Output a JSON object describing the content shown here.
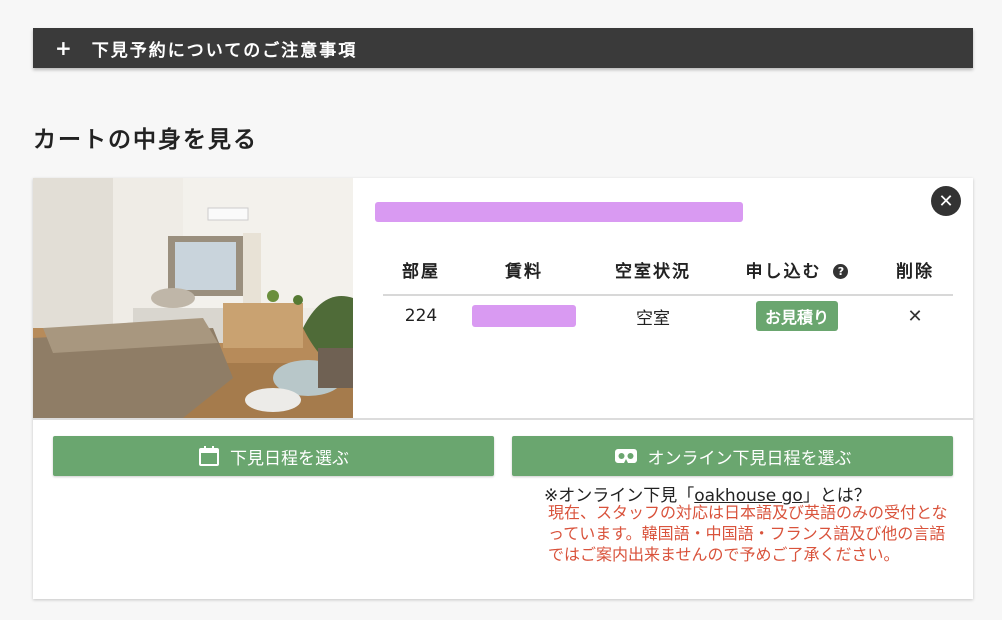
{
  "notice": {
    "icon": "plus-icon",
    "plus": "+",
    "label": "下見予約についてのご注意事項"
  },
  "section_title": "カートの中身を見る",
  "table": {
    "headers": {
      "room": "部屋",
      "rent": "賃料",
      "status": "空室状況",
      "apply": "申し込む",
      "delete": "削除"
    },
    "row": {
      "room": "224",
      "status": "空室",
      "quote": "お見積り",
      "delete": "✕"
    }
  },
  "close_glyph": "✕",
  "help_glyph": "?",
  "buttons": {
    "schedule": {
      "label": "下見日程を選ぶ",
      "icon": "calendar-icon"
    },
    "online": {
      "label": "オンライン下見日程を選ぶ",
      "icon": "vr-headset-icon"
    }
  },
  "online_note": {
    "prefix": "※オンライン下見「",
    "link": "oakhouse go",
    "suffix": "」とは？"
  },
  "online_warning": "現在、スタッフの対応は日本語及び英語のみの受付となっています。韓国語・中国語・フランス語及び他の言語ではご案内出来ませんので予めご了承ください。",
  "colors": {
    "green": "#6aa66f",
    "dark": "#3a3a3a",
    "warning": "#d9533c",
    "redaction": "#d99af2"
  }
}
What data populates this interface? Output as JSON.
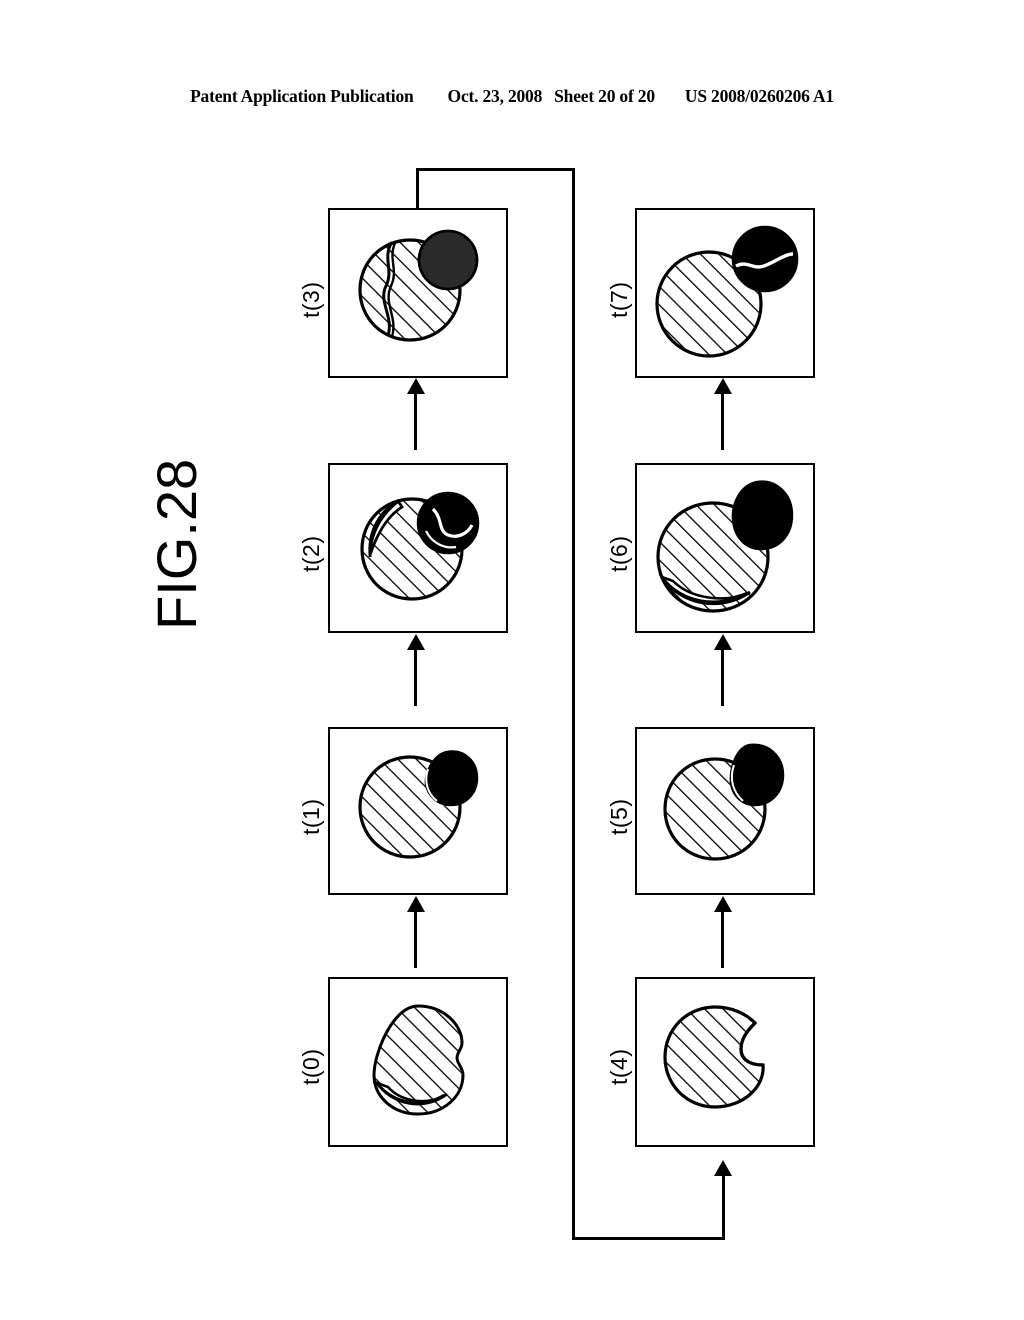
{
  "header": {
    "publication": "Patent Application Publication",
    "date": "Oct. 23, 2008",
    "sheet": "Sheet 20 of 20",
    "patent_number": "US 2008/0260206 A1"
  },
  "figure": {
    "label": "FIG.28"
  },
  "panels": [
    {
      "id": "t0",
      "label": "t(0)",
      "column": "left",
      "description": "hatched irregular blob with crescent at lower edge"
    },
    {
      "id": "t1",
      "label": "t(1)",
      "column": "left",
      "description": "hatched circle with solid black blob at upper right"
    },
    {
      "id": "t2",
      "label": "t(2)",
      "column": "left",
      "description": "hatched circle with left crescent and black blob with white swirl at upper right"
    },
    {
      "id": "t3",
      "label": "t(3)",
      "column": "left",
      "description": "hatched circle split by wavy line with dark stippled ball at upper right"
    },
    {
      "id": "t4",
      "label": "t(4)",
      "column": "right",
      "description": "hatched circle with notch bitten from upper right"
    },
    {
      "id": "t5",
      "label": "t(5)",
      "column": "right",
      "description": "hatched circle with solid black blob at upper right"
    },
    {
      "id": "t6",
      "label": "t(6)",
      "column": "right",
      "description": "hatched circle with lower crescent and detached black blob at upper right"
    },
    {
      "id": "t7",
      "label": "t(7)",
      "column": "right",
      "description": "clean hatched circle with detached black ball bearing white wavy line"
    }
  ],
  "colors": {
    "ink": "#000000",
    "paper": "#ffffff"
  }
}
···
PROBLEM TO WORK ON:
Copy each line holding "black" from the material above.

RESPONSE TO THIS EXERCISE:
      "description": "hatched circle with solid black blob at upper right"
      "description": "hatched circle with left crescent and black blob with white swirl at upper right"
      "description": "hatched circle with solid black blob at upper right"
      "description": "hatched circle with lower crescent and detached black blob at upper right"
      "description": "clean hatched circle with detached black ball bearing white wavy line"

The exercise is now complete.